Just north of Santa Fe, the Tewa pueblo of San Ildefonso sits at the bottom of the plateau on which stands the laboratory city of Los Alamos. While the people of San Ildefonso carry out secret ceremonies in their kivas and dance to the rhythms of the seasons, the physicists of Los Alamos struggle with some of the most complex ideas of quantum theory, particle physics, and a new science called the physics of information, which seeks to understand the very source of pattern and order in the world.
Los Alamos and San Ildefonso are just two pieces in this jigsaw puzzle of world views. In the dizzying heights of the Sangre de Cristo (Blood of Christ) Mountains, the faithful flock to an old Catholic Church for samples of holy soil said to cure all ills. Descending from this land of miracles to the foothills around Santa Fe, we visit a revolutionary think tank called the Santa Fe Institute. Here scientists are focusing their research on questions that seem to hover within the penumbra between science and religion: How, from the random jostling of molecules, did life arise and evolved to the point where it can contemplate its own beginnings? Are we accidents of the universe – miracles – or is there a reason for us to be here?
By examining some of the most radical new theories of physics and biology emanating from the laboratories of northern New Mexico and comparing them to the intricate belief systems of the Tewa Indians, a Catholic sect called the Penitentes, and other inhabitants of this land, Johnson casts the scientific enterprise in a startling new light. The result is an intellectual adventure story of the highest order, a journey to the far reaches of the scientific frontier where the human soul struggles to make sense of life’s deepest mysteries.
George Johnson writes about science for The New York Times, and has written regularly for The New York Times Book Review and The New York Times Magazine.

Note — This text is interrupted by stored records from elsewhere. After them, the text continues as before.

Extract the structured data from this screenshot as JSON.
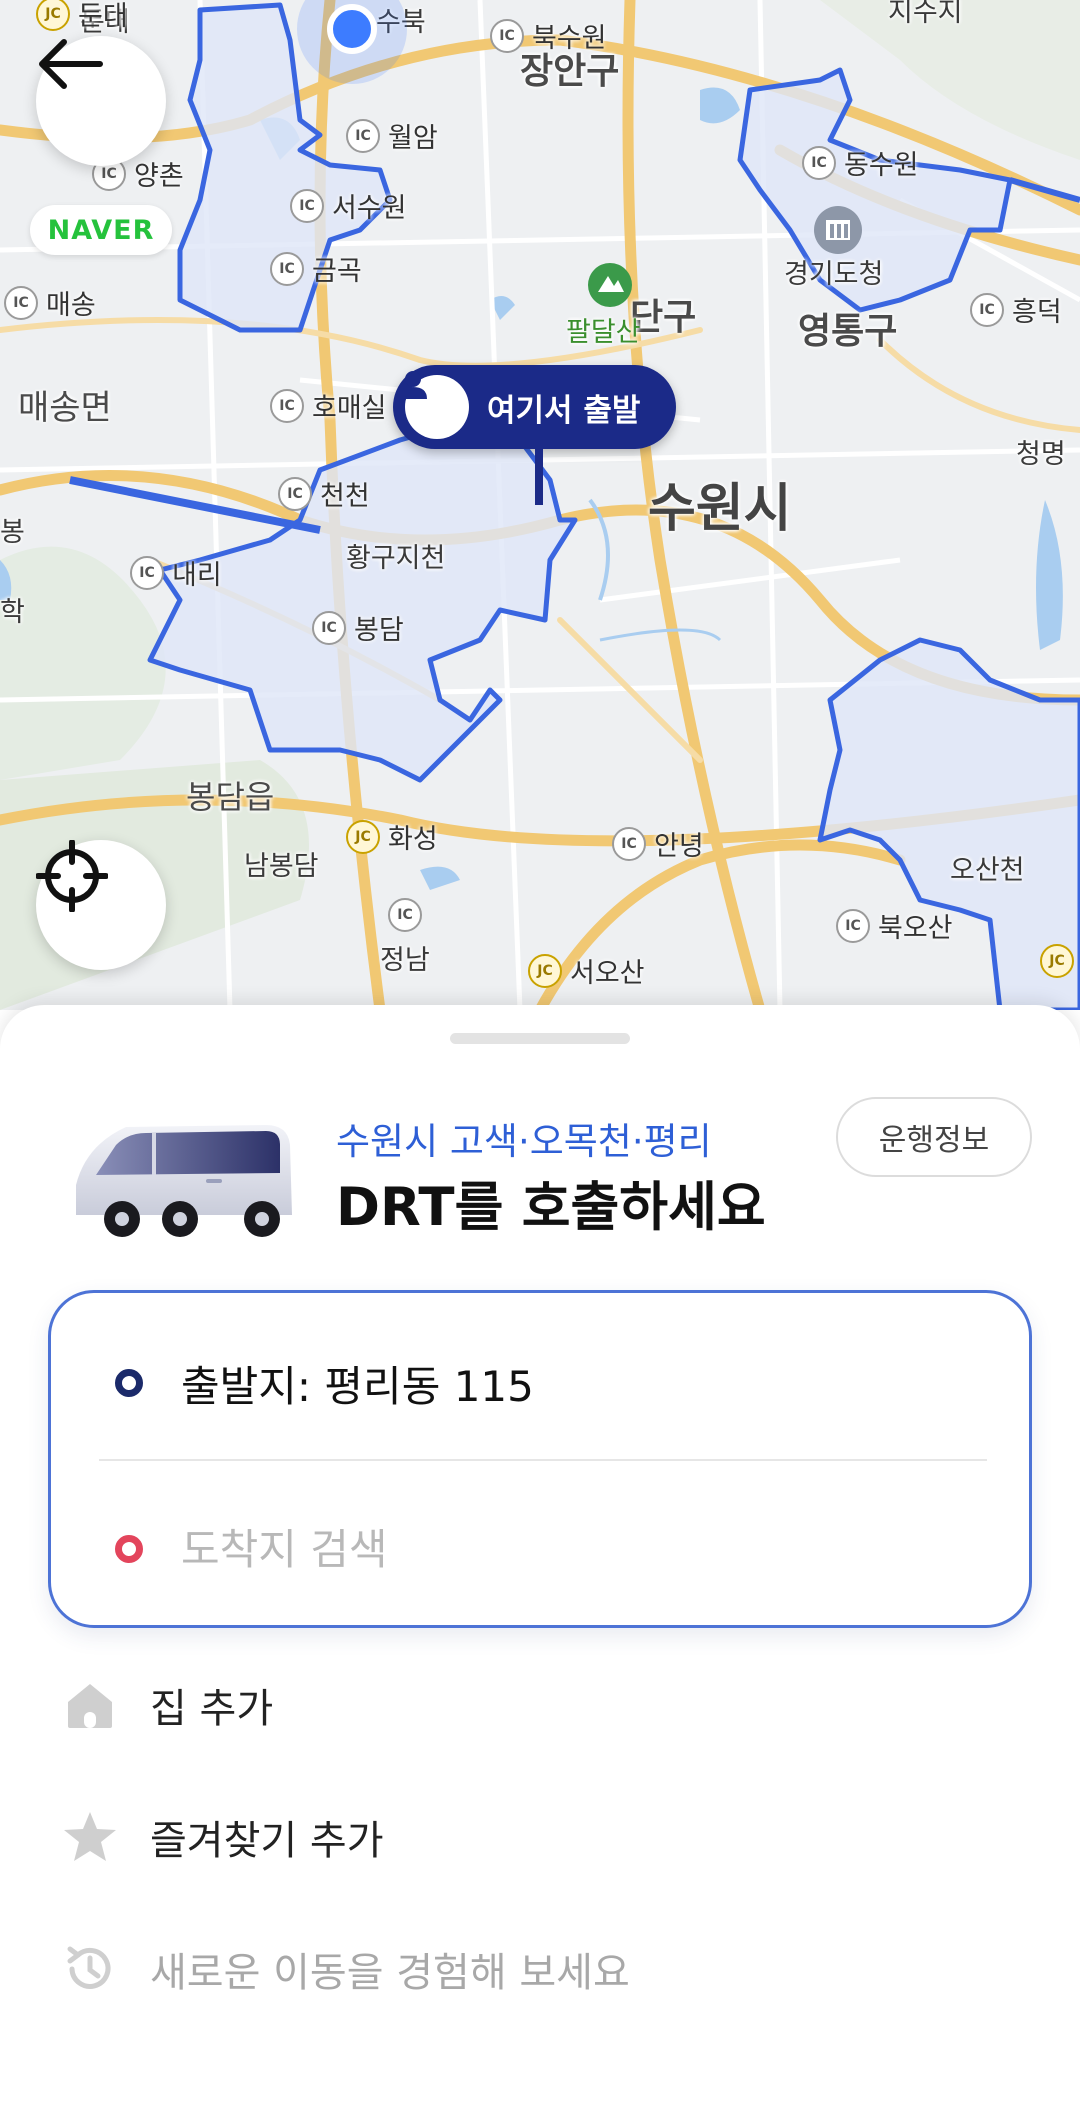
{
  "map": {
    "brand": "NAVER",
    "start_pin_label": "여기서 출발",
    "city_label": "수원시",
    "district_labels": [
      "장안구",
      "영통구",
      "매송면",
      "봉담읍"
    ],
    "partial_district": "단구",
    "mountain_label": "팔달산",
    "place_labels": [
      "황구지천",
      "오산천",
      "경기도청",
      "정남",
      "남봉담"
    ],
    "edge_labels": [
      "둔대",
      "수북",
      "지수지",
      "청명",
      "봉",
      "학"
    ],
    "interchanges": [
      {
        "type": "JC",
        "name": "둔대"
      },
      {
        "type": "IC",
        "name": "북수원"
      },
      {
        "type": "IC",
        "name": "월암"
      },
      {
        "type": "IC",
        "name": "양촌"
      },
      {
        "type": "IC",
        "name": "서수원"
      },
      {
        "type": "IC",
        "name": "금곡"
      },
      {
        "type": "IC",
        "name": "매송"
      },
      {
        "type": "IC",
        "name": "동수원"
      },
      {
        "type": "IC",
        "name": "흥덕"
      },
      {
        "type": "IC",
        "name": "호매실"
      },
      {
        "type": "IC",
        "name": "천천"
      },
      {
        "type": "IC",
        "name": "내리"
      },
      {
        "type": "IC",
        "name": "봉담"
      },
      {
        "type": "JC",
        "name": "화성"
      },
      {
        "type": "IC",
        "name": "안녕"
      },
      {
        "type": "IC",
        "name": "북오산"
      },
      {
        "type": "JC",
        "name": "서오산"
      },
      {
        "type": "JC",
        "name": "JC"
      },
      {
        "type": "IC",
        "name": ""
      }
    ],
    "colors": {
      "zone_fill": "#dfe6f8",
      "zone_stroke": "#3a66e0",
      "pin": "#1b2a88",
      "road_major": "#f3cf86",
      "water": "#a9cdf0"
    },
    "icons": [
      "back-arrow-icon",
      "crosshair-icon",
      "person-icon",
      "location-dot"
    ]
  },
  "sheet": {
    "service_area": "수원시 고색·오목천·평리",
    "title": "DRT를 호출하세요",
    "info_button": "운행정보",
    "origin": "출발지: 평리동 115",
    "destination_placeholder": "도착지 검색",
    "menu": [
      {
        "icon": "home-icon",
        "label": "집 추가"
      },
      {
        "icon": "star-icon",
        "label": "즐겨찾기 추가"
      },
      {
        "icon": "history-icon",
        "label": "새로운 이동을 경험해 보세요"
      }
    ],
    "colors": {
      "accent": "#2e5fd6",
      "origin_dot": "#1b2a6a",
      "destination_dot": "#e3455c"
    }
  }
}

He is the author of three previous books: Architects of Fear, Machinery of the Mind, and In the Palaces of Memory. A former Alicia Patterson Fellow and the recipient of a Special Achievement in Nonfiction award from the Los Angeles chapter of PEN, Mr. Johnson grew up in New Mexico and now lives in Santa Fe.